Take from the records below each line that holds "this".

(App and web page records)
-- -- --
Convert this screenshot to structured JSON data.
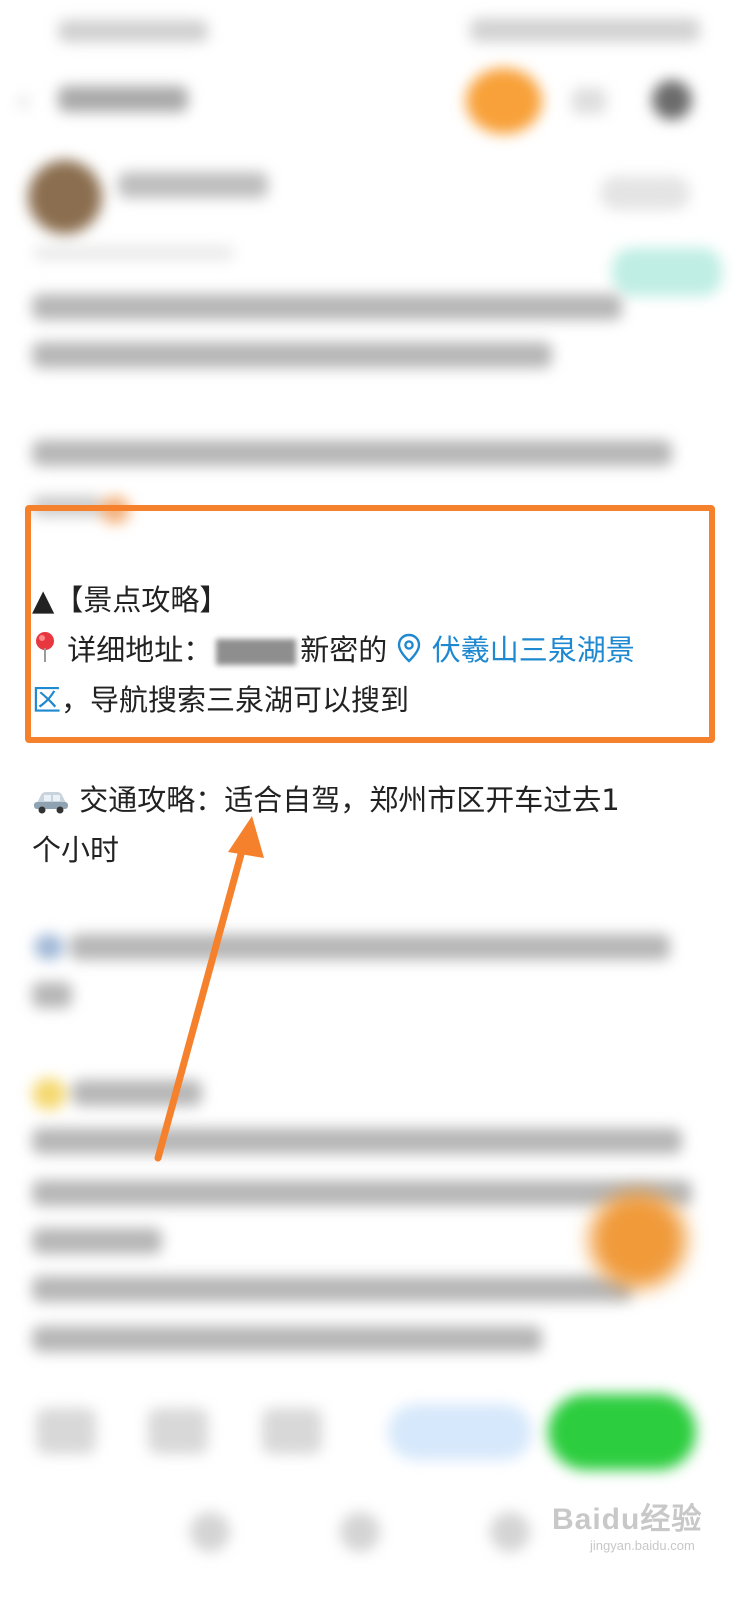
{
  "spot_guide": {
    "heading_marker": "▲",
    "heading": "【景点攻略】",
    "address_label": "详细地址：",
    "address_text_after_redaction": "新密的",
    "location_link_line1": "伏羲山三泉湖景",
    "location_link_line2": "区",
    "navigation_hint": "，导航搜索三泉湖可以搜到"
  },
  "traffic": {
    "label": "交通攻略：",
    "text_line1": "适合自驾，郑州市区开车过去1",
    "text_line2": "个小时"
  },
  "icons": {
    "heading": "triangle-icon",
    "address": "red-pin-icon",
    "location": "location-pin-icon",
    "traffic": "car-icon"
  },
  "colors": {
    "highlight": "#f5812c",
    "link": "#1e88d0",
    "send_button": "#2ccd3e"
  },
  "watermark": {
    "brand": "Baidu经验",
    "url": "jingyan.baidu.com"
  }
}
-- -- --
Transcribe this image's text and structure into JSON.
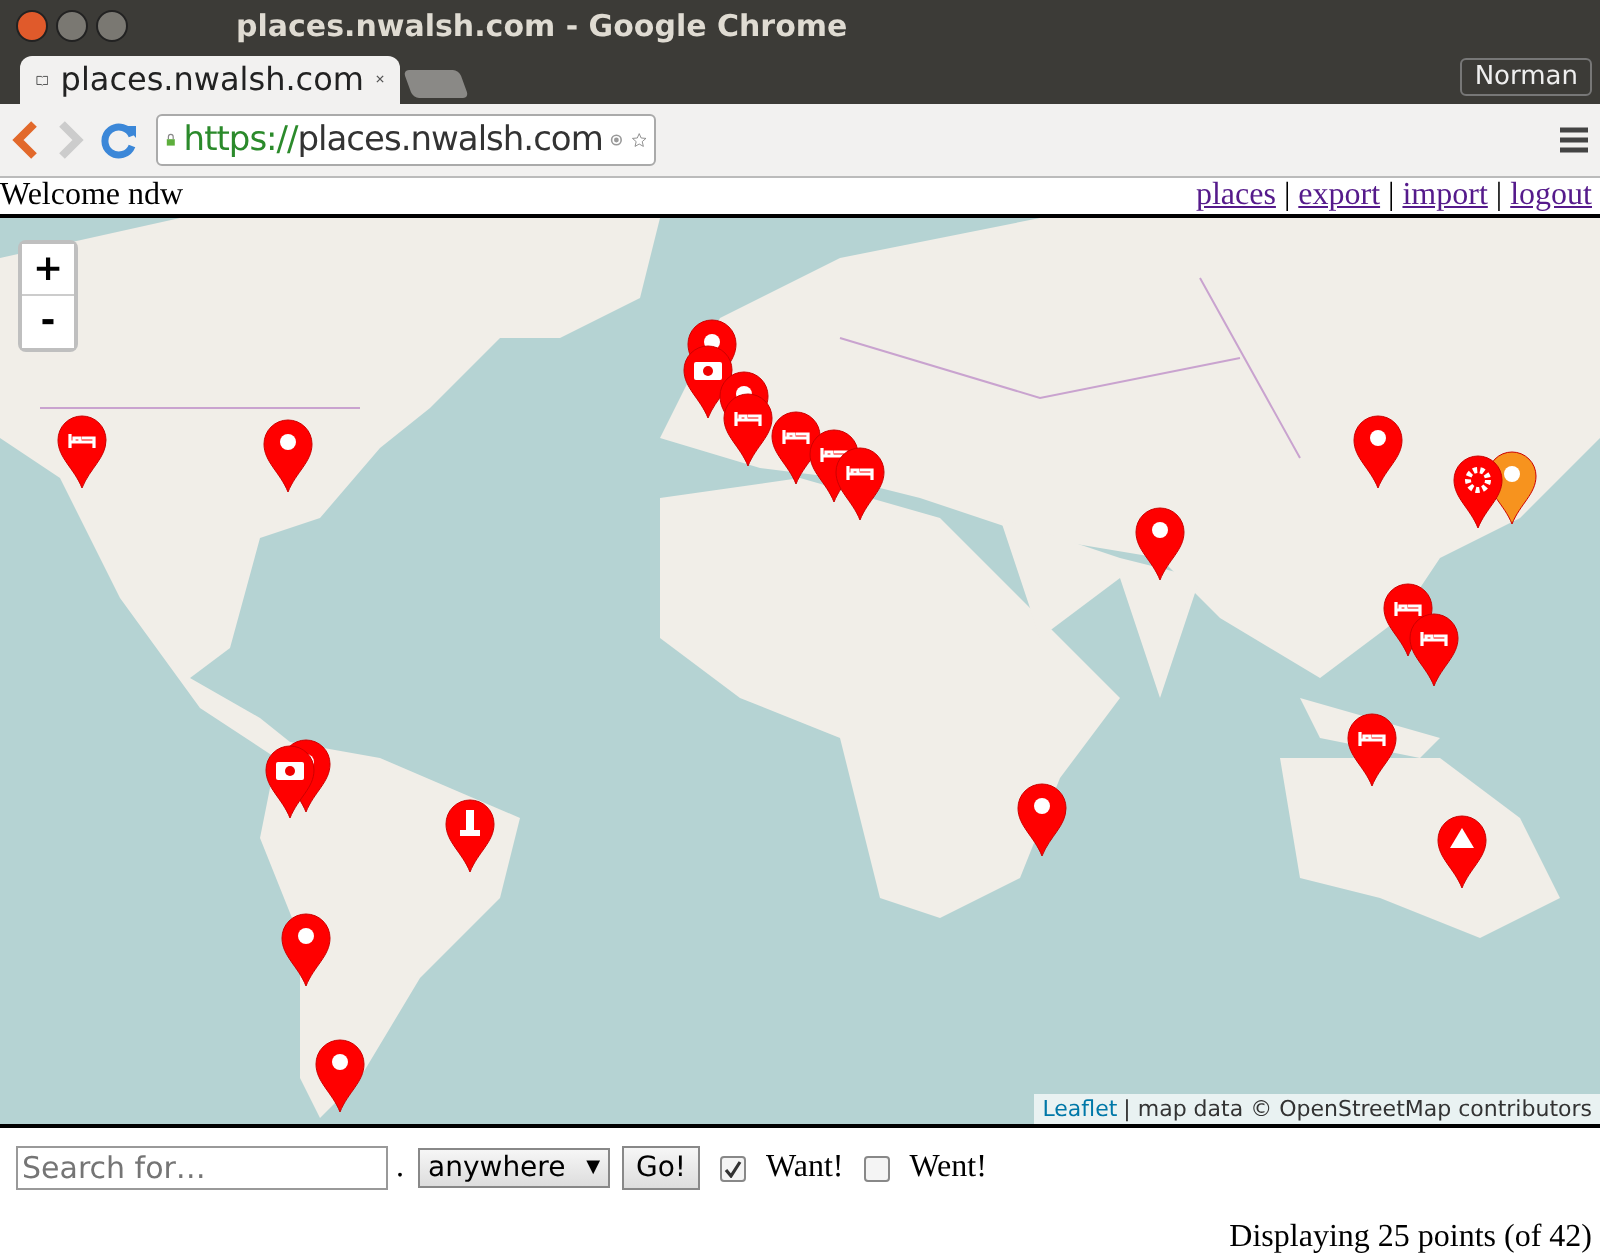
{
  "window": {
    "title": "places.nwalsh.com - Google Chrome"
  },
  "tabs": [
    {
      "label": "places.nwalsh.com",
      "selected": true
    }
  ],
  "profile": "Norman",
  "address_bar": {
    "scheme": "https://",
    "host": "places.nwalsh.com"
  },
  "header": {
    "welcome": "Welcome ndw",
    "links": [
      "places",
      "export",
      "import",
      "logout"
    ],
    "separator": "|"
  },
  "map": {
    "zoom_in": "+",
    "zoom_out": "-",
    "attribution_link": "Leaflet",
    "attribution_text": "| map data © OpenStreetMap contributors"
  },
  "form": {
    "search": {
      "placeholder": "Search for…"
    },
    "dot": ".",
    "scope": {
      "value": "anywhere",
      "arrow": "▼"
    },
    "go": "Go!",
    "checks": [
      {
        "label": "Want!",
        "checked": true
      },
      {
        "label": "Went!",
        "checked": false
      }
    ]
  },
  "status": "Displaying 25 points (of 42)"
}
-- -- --
• **FINISHED EXERCISE**:
Convert this screenshot to structured JSON data.
Transcribe this image's text and structure into JSON.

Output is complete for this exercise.